[EXERCISE]: Without the images, repeat every line of the listing exactly.

[MATERIAL SUPPLIED]:

Segment Open

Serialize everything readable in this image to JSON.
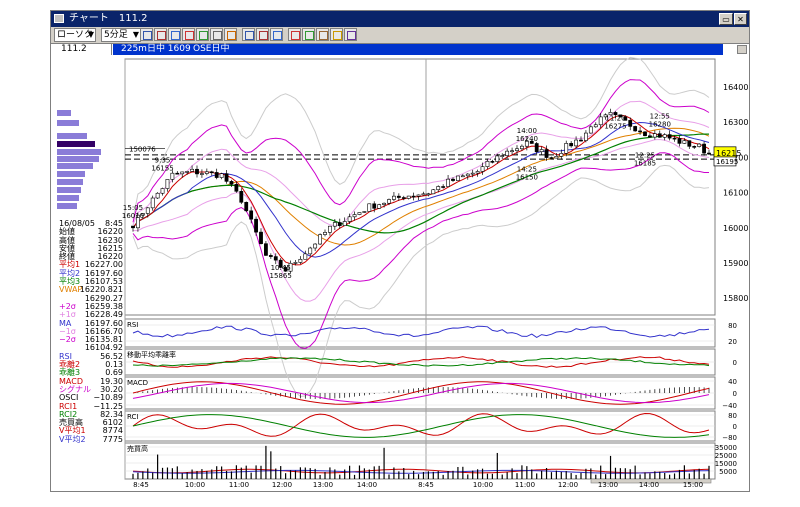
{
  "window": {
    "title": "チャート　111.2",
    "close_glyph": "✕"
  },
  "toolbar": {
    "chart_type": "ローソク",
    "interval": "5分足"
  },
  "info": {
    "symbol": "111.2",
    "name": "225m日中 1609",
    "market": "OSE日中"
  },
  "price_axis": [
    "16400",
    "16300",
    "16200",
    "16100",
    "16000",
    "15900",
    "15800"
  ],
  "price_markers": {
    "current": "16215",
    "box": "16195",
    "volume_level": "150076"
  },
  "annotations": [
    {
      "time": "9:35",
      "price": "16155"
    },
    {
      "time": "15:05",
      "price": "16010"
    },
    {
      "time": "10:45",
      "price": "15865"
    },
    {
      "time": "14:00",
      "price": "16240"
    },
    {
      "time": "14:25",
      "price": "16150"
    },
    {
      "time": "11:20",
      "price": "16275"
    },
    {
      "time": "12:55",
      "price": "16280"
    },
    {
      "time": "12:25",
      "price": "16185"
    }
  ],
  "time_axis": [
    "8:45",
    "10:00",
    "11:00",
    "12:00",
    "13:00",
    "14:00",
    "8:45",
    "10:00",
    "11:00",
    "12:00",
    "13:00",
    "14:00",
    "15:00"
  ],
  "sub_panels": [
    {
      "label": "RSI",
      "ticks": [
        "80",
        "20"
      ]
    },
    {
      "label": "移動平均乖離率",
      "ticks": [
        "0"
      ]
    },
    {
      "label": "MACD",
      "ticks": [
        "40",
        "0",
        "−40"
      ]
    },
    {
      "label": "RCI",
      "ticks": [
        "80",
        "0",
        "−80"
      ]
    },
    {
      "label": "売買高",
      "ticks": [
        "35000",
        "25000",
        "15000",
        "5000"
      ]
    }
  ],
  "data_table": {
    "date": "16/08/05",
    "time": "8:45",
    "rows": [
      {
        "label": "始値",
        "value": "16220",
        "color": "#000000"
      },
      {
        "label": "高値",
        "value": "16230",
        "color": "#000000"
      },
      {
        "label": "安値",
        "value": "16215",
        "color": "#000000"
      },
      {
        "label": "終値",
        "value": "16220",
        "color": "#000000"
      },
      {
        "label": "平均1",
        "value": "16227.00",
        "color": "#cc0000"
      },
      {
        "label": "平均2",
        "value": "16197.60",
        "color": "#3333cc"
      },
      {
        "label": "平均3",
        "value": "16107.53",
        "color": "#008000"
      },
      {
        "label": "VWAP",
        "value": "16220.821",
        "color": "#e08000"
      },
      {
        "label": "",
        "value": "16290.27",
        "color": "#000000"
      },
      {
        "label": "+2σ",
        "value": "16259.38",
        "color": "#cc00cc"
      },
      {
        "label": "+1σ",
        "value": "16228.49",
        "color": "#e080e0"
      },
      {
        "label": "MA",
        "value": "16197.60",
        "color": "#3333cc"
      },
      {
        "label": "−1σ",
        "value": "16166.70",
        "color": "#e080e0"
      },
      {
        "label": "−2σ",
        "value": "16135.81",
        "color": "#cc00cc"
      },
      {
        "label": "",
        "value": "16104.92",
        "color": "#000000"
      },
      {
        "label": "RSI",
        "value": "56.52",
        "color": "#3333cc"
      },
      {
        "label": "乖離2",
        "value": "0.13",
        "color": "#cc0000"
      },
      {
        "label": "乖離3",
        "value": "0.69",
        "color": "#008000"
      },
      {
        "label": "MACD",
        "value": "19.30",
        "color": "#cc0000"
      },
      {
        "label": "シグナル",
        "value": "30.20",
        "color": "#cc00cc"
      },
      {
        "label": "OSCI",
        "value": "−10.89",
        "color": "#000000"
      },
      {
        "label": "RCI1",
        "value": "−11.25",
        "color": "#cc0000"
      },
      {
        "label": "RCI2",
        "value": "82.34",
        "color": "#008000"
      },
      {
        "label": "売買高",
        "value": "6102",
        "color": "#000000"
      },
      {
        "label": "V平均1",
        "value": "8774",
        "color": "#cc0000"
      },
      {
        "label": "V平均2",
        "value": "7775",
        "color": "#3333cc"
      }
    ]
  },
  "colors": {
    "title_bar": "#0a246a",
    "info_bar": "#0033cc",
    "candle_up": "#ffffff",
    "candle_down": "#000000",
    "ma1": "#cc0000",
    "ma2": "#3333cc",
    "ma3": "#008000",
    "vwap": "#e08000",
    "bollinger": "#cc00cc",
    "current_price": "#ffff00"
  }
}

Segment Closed

[RESPONSE FOR THIS EXERCISE]:
Serialize everything readable in this image to JSON.
{
  "window": {
    "title": "チャート　111.2",
    "close_glyph": "✕"
  },
  "toolbar": {
    "chart_type": "ローソク",
    "interval": "5分足"
  },
  "info": {
    "symbol": "111.2",
    "name": "225m日中 1609",
    "market": "OSE日中"
  },
  "price_axis": [
    "16400",
    "16300",
    "16200",
    "16100",
    "16000",
    "15900",
    "15800"
  ],
  "price_markers": {
    "current": "16215",
    "box": "16195",
    "volume_level": "150076"
  },
  "annotations": [
    {
      "time": "9:35",
      "price": "16155"
    },
    {
      "time": "15:05",
      "price": "16010"
    },
    {
      "time": "10:45",
      "price": "15865"
    },
    {
      "time": "14:00",
      "price": "16240"
    },
    {
      "time": "14:25",
      "price": "16150"
    },
    {
      "time": "11:20",
      "price": "16275"
    },
    {
      "time": "12:55",
      "price": "16280"
    },
    {
      "time": "12:25",
      "price": "16185"
    }
  ],
  "time_axis": [
    "8:45",
    "10:00",
    "11:00",
    "12:00",
    "13:00",
    "14:00",
    "8:45",
    "10:00",
    "11:00",
    "12:00",
    "13:00",
    "14:00",
    "15:00"
  ],
  "sub_panels": [
    {
      "label": "RSI",
      "ticks": [
        "80",
        "20"
      ]
    },
    {
      "label": "移動平均乖離率",
      "ticks": [
        "0"
      ]
    },
    {
      "label": "MACD",
      "ticks": [
        "40",
        "0",
        "−40"
      ]
    },
    {
      "label": "RCI",
      "ticks": [
        "80",
        "0",
        "−80"
      ]
    },
    {
      "label": "売買高",
      "ticks": [
        "35000",
        "25000",
        "15000",
        "5000"
      ]
    }
  ],
  "data_table": {
    "date": "16/08/05",
    "time": "8:45",
    "rows": [
      {
        "label": "始値",
        "value": "16220",
        "color": "#000000"
      },
      {
        "label": "高値",
        "value": "16230",
        "color": "#000000"
      },
      {
        "label": "安値",
        "value": "16215",
        "color": "#000000"
      },
      {
        "label": "終値",
        "value": "16220",
        "color": "#000000"
      },
      {
        "label": "平均1",
        "value": "16227.00",
        "color": "#cc0000"
      },
      {
        "label": "平均2",
        "value": "16197.60",
        "color": "#3333cc"
      },
      {
        "label": "平均3",
        "value": "16107.53",
        "color": "#008000"
      },
      {
        "label": "VWAP",
        "value": "16220.821",
        "color": "#e08000"
      },
      {
        "label": "",
        "value": "16290.27",
        "color": "#000000"
      },
      {
        "label": "+2σ",
        "value": "16259.38",
        "color": "#cc00cc"
      },
      {
        "label": "+1σ",
        "value": "16228.49",
        "color": "#e080e0"
      },
      {
        "label": "MA",
        "value": "16197.60",
        "color": "#3333cc"
      },
      {
        "label": "−1σ",
        "value": "16166.70",
        "color": "#e080e0"
      },
      {
        "label": "−2σ",
        "value": "16135.81",
        "color": "#cc00cc"
      },
      {
        "label": "",
        "value": "16104.92",
        "color": "#000000"
      },
      {
        "label": "RSI",
        "value": "56.52",
        "color": "#3333cc"
      },
      {
        "label": "乖離2",
        "value": "0.13",
        "color": "#cc0000"
      },
      {
        "label": "乖離3",
        "value": "0.69",
        "color": "#008000"
      },
      {
        "label": "MACD",
        "value": "19.30",
        "color": "#cc0000"
      },
      {
        "label": "シグナル",
        "value": "30.20",
        "color": "#cc00cc"
      },
      {
        "label": "OSCI",
        "value": "−10.89",
        "color": "#000000"
      },
      {
        "label": "RCI1",
        "value": "−11.25",
        "color": "#cc0000"
      },
      {
        "label": "RCI2",
        "value": "82.34",
        "color": "#008000"
      },
      {
        "label": "売買高",
        "value": "6102",
        "color": "#000000"
      },
      {
        "label": "V平均1",
        "value": "8774",
        "color": "#cc0000"
      },
      {
        "label": "V平均2",
        "value": "7775",
        "color": "#3333cc"
      }
    ]
  },
  "colors": {
    "title_bar": "#0a246a",
    "info_bar": "#0033cc",
    "candle_up": "#ffffff",
    "candle_down": "#000000",
    "ma1": "#cc0000",
    "ma2": "#3333cc",
    "ma3": "#008000",
    "vwap": "#e08000",
    "bollinger": "#cc00cc",
    "current_price": "#ffff00"
  }
}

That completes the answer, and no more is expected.